The Sisters of St. Mary Immaculate, which had used the property as a nursing home, sold it at auction in 1999. It was about $1.6 million in debt in 2004 when it was assessed at $3 million and repossessed by lenders. Those lenders, a group known as Greylock Holdings LLC, put the property up for sheriff's sale in 2016.

Rhombus Properties, the current development team led by Shenkman, acquired the property in late 2022. 

Shenkman’s plans call for 15 homes: six inside the historic mansion and two in the existing gatehouse, and the three new construction buildings on the west side of the property, between the building and the Wissahickon’s Lavender Trail. One of the new buildings would be a triplex and the other two would be duplexes. 

Zoning approval would be just the first hurdle for Shenkman.

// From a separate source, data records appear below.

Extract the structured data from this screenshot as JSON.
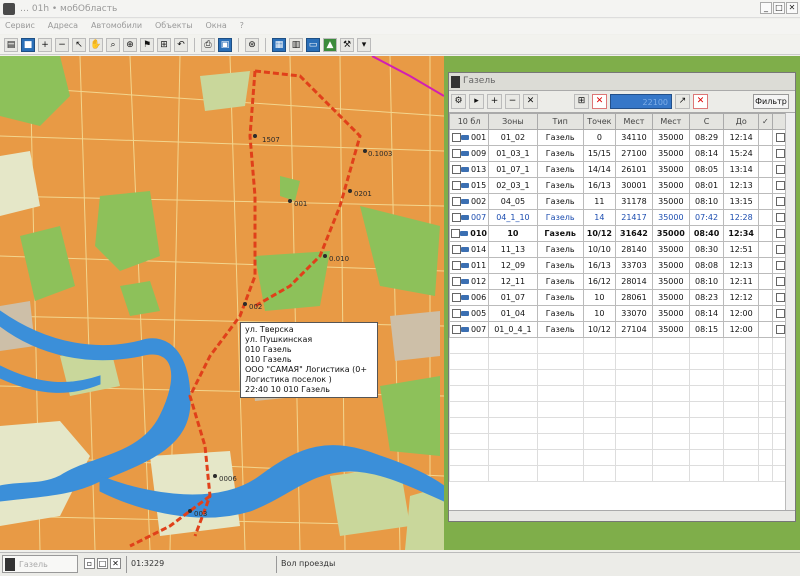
{
  "window": {
    "title": "… 01h • мобОбласть",
    "min": "_",
    "max": "□",
    "close": "✕"
  },
  "menu": [
    "Сервис",
    "Адреса",
    "Автомобили",
    "Объекты",
    "Окна",
    "?"
  ],
  "map": {
    "route_color": "#e0401a",
    "tooltip_lines": [
      "ул. Тверска",
      "ул. Пушкинская",
      "010  Газель",
      "010  Газель",
      "ООО \"САМАЯ\" Логистика (0+",
      "Логистика поселок )",
      "22:40 10  010  Газель"
    ],
    "labels": [
      "1507",
      "0.1003",
      "0201",
      "001",
      "0.010",
      "002",
      "0006",
      "003"
    ]
  },
  "panel": {
    "title": "Газель",
    "counter": "22100",
    "filter_label": "Фильтр",
    "columns": [
      "10 бл",
      "Зоны",
      "Тип",
      "Точек",
      "Мест",
      "Мест",
      "С",
      "До",
      "",
      ""
    ],
    "rows": [
      {
        "id": "001",
        "zone": "01_02",
        "type": "Газель",
        "pts": "0",
        "a": "34110",
        "b": "35000",
        "from": "08:29",
        "to": "12:14",
        "cls": ""
      },
      {
        "id": "009",
        "zone": "01_03_1",
        "type": "Газель",
        "pts": "15/15",
        "a": "27100",
        "b": "35000",
        "from": "08:14",
        "to": "15:24",
        "cls": ""
      },
      {
        "id": "013",
        "zone": "01_07_1",
        "type": "Газель",
        "pts": "14/14",
        "a": "26101",
        "b": "35000",
        "from": "08:05",
        "to": "13:14",
        "cls": ""
      },
      {
        "id": "015",
        "zone": "02_03_1",
        "type": "Газель",
        "pts": "16/13",
        "a": "30001",
        "b": "35000",
        "from": "08:01",
        "to": "12:13",
        "cls": ""
      },
      {
        "id": "002",
        "zone": "04_05",
        "type": "Газель",
        "pts": "11",
        "a": "31178",
        "b": "35000",
        "from": "08:10",
        "to": "13:15",
        "cls": ""
      },
      {
        "id": "007",
        "zone": "04_1_10",
        "type": "Газель",
        "pts": "14",
        "a": "21417",
        "b": "35000",
        "from": "07:42",
        "to": "12:28",
        "cls": "blue"
      },
      {
        "id": "010",
        "zone": "10",
        "type": "Газель",
        "pts": "10/12",
        "a": "31642",
        "b": "35000",
        "from": "08:40",
        "to": "12:34",
        "cls": "sel"
      },
      {
        "id": "014",
        "zone": "11_13",
        "type": "Газель",
        "pts": "10/10",
        "a": "28140",
        "b": "35000",
        "from": "08:30",
        "to": "12:51",
        "cls": ""
      },
      {
        "id": "011",
        "zone": "12_09",
        "type": "Газель",
        "pts": "16/13",
        "a": "33703",
        "b": "35000",
        "from": "08:08",
        "to": "12:13",
        "cls": ""
      },
      {
        "id": "012",
        "zone": "12_11",
        "type": "Газель",
        "pts": "16/12",
        "a": "28014",
        "b": "35000",
        "from": "08:10",
        "to": "12:11",
        "cls": ""
      },
      {
        "id": "006",
        "zone": "01_07",
        "type": "Газель",
        "pts": "10",
        "a": "28061",
        "b": "35000",
        "from": "08:23",
        "to": "12:12",
        "cls": ""
      },
      {
        "id": "005",
        "zone": "01_04",
        "type": "Газель",
        "pts": "10",
        "a": "33070",
        "b": "35000",
        "from": "08:14",
        "to": "12:00",
        "cls": ""
      },
      {
        "id": "007",
        "zone": "01_0_4_1",
        "type": "Газель",
        "pts": "10/12",
        "a": "27104",
        "b": "35000",
        "from": "08:15",
        "to": "12:00",
        "cls": ""
      }
    ]
  },
  "status": {
    "window_label": "Газель",
    "coord": "01:3229",
    "mode": "Вол проезды"
  }
}
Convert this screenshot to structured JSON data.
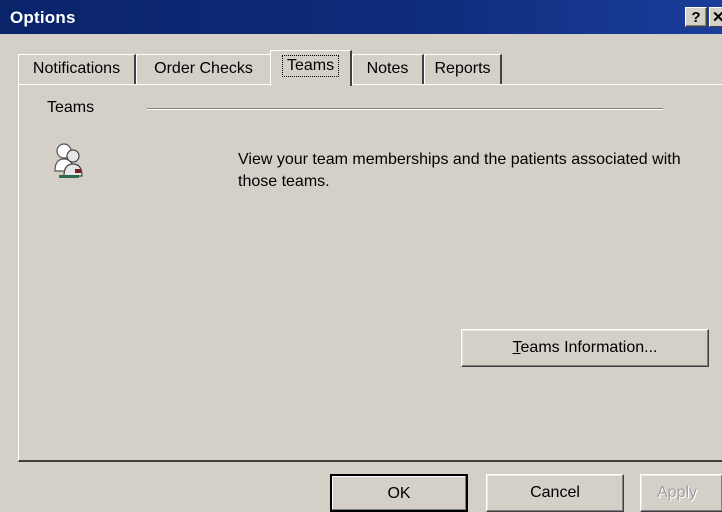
{
  "window": {
    "title": "Options",
    "help_glyph": "?",
    "close_glyph": "✕",
    "accent_color": "#0a246a"
  },
  "tabs": [
    {
      "label": "Notifications",
      "active": false
    },
    {
      "label": "Order Checks",
      "active": false
    },
    {
      "label": "Teams",
      "active": true
    },
    {
      "label": "Notes",
      "active": false
    },
    {
      "label": "Reports",
      "active": false
    }
  ],
  "panel": {
    "section_label": "Teams",
    "icon": "teams-people-icon",
    "description": "View your team memberships and the patients associated with those teams.",
    "teams_info_button": {
      "mnemonic": "T",
      "rest": "eams Information..."
    }
  },
  "buttons": {
    "ok": "OK",
    "cancel": "Cancel",
    "apply": "Apply"
  }
}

The property is protected by a strict conservation easement that prohibits new buildings on the property. To move forward, he will need the Chestnut Hill Conservancy to break the terms of the easement. Thus far, the Conservancy has not said whether it would take that step.

S. David Fineman, an attorney who represents a group of neighbors who oppose the project, said after the hearing that the whole proceeding was “premature.”

“Our position is that the owner of the property does not have appropriate standing,” he said. “He has no right to move forward until such time as he deals with the Conservancy.”

“What he’s doing is putting the cart before the horse,” Fineman said. “He’s as much as admitted that when he states that he would not be able to enact his plan under the easements as they are currently written.”

“Let’s assume he goes back to the Conservancy and they give him what he wants,” Fineman said. “I guarantee you that there are people within 200 feet of the proposed development who very well might file suit with a claim that the Conservancy did not have the right to remove the easements and bring the issue before Orphans’ Court. 

“It is the right of the property owner to proceed as we have, this should not even be a question,” Laver said. 

At the hearing, however, Laver said the development team “had met with the Conservancy prior to submitting the zoning package to get their feedback and conceptual approval.”

"Actually, this project has not been reviewed by and was not given conceptual approval by the Chestnut Hill Conservancy, but by a joint Conservation and Easements Committee (CEC) of the Conservancy and Friends of the Wissahickon,” said Lori Salganicoff, the Conservancy’s executive director. “This joint committee saw an initial conceptual proposal that was similar to but not the same as the development plans currently being considered by ZBA.”

The Chestnut Hill Community Association voted 10-5 in support of the proposal last month. 

A date for the continued ZBA hearing has not yet been scheduled. The meeting will be held via Zoom.